‘In some remote corner of the universe, poured out and glittering in innumerable solar systems, there once was a star on which clever animals invented knowledge .…. After nature had drawn a few breaths the star grew cold, and the clever animals had to die .…. how wretched, how shadowy and flighty, how aimless and arbitrary, the human intellect appears in nature. There have been eternities when it did not exist; and when it is done for again, nothing will have happened.

Nietzsche was at least honest about the implications of his understanding of the world. But was he right? I don’t think so, and I suspect you don’t either. There is something in every human heart that protests, “I am significant, my life does mean something, I am more than a ‘clever animal’!” If that is what you find yourself saying, then you are right. A long time before Nietzsche, King David of Israel also contemplated the universe and the place of humans within it. He had quite a different reaction:

    O LORD, our Lord,
how majestic is your name in all the earth!

…When I look at your heavens, the work of your fingers,
the moon and the stars, which you have set in place,
what is man that you are mindful of him,
and the son of man that you care for him?
Yet you have made him a little lower than the heavenly beings
and crowned him with glory and honor.
You have given him dominion over the works of your hands;
you have put all things under his feet,
(Psalm 8)

Your intuition is right. You do matter; your life does have meaning – a potentially wonderful purpose and destiny.

One of the wonderful things about Jesus is that he made the universe

One of the wonderful things about Jesus is that he made the universe. I want to lift this above the ‘Was the world created by God or through purely materialistic processes?’ debate (although if you are of a philosophical bent here are some interesting arguments). Let’s focus instead on the implications of Jesus being ‘the image of the invisible God, the firstborn of all creation. For by him all things were created, in heaven and on earth, visible and invisible, whether thrones or dominions or rulers or authorities—all things were created through him and for him.’ (Colossians 1:15-16).

Yes, the universe was created by God – and not by some sort of generic god, but by a particular God who has revealed himself as three persons in one God. What Christian thinkers call the Trinity. This means there is only one true and living God; that this one God eternally exists in three persons – God the Father, God the Son, and God the Holy Spirit; that each person is fully and completely God but they are not identical. They differ in the way they relate to each other and the roles they play, which we see in the way they relate to us humans.

Now the reality of the Trinity may seem (and in fact it is!) puzzling but it is also tremendously encouraging. It’s encouraging because it shows that the universe is not an impersonal, indifferent, accident; blindly and mindlessly proceeding without reference to human life and human concerns. No, the universe was created out of the relationships of Father, Son and Holy Spirit. It was made out of the overflow of their love and creativity, made to be in relationship with God and with a special place for human beings. I think that is exciting, intriguing, and full of hope.

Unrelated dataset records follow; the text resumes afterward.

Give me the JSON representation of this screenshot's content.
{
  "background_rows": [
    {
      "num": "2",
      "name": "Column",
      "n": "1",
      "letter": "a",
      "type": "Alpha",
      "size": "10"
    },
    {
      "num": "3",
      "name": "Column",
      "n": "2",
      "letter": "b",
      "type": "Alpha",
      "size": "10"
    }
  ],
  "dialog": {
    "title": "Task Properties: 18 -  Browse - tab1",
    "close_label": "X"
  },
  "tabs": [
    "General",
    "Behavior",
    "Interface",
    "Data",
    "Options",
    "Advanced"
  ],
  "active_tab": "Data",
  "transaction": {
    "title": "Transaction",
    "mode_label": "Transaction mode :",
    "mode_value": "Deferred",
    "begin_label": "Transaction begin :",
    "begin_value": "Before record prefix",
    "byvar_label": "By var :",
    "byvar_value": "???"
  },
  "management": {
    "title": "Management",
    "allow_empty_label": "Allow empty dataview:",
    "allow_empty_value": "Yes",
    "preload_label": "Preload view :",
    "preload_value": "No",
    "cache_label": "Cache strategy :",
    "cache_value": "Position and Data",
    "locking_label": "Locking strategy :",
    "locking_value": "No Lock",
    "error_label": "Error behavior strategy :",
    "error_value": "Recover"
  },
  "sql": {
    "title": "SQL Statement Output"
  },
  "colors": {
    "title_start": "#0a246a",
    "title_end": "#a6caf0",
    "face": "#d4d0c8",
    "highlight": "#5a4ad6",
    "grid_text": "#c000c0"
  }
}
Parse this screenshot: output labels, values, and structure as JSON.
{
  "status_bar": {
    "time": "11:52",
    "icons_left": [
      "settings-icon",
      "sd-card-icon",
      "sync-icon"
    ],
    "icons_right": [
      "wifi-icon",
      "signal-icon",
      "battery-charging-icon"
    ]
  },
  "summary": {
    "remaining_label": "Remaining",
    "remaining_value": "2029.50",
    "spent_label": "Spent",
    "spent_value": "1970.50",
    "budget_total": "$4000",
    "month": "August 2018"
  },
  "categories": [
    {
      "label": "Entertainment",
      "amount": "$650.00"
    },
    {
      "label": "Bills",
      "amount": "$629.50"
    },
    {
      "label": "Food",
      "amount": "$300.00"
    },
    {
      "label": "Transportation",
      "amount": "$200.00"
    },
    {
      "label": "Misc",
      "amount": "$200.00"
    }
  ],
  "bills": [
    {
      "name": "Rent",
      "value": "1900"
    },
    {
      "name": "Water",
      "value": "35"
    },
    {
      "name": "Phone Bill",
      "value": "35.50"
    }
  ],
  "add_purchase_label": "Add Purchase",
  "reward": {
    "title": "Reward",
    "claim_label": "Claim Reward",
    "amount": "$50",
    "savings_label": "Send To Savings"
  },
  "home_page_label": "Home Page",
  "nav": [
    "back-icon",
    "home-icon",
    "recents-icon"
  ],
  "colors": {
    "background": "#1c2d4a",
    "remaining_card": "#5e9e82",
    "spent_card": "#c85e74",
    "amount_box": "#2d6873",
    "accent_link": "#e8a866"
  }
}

The Trinity

Diagram from the ESV Study Bible, Crossway, 2009

Good News!

The New Testament word ‘gospel’ means ‘good news’. It’s not primarily a system of thought; still less a set of rules. Rather, it’s an announcement that something truly wonderful has happened. Like when your sister tells you she is engaged; or you get the call to say you have got the job; or that the medical tests are clear; that you passed your exams; or the baby is born.

I’m writing this because Jesus really is good news – for you, for me, and for the whole human race. I want to show that he is the answer to every question, that he meets every need, that he brings joy, purpose and fulfillment. Not in some fantasy life but in the real life we all face. In the midst of boredom, frustration, stress, broken relationships, broken promises, sickness and death he can be our help and consolation. He can meet us in the pain of disappointment with others and in the shame and shock of our own weakness and self-centredness. This is what I have found. This is what I am discovering every day. This is what I hope to share with you.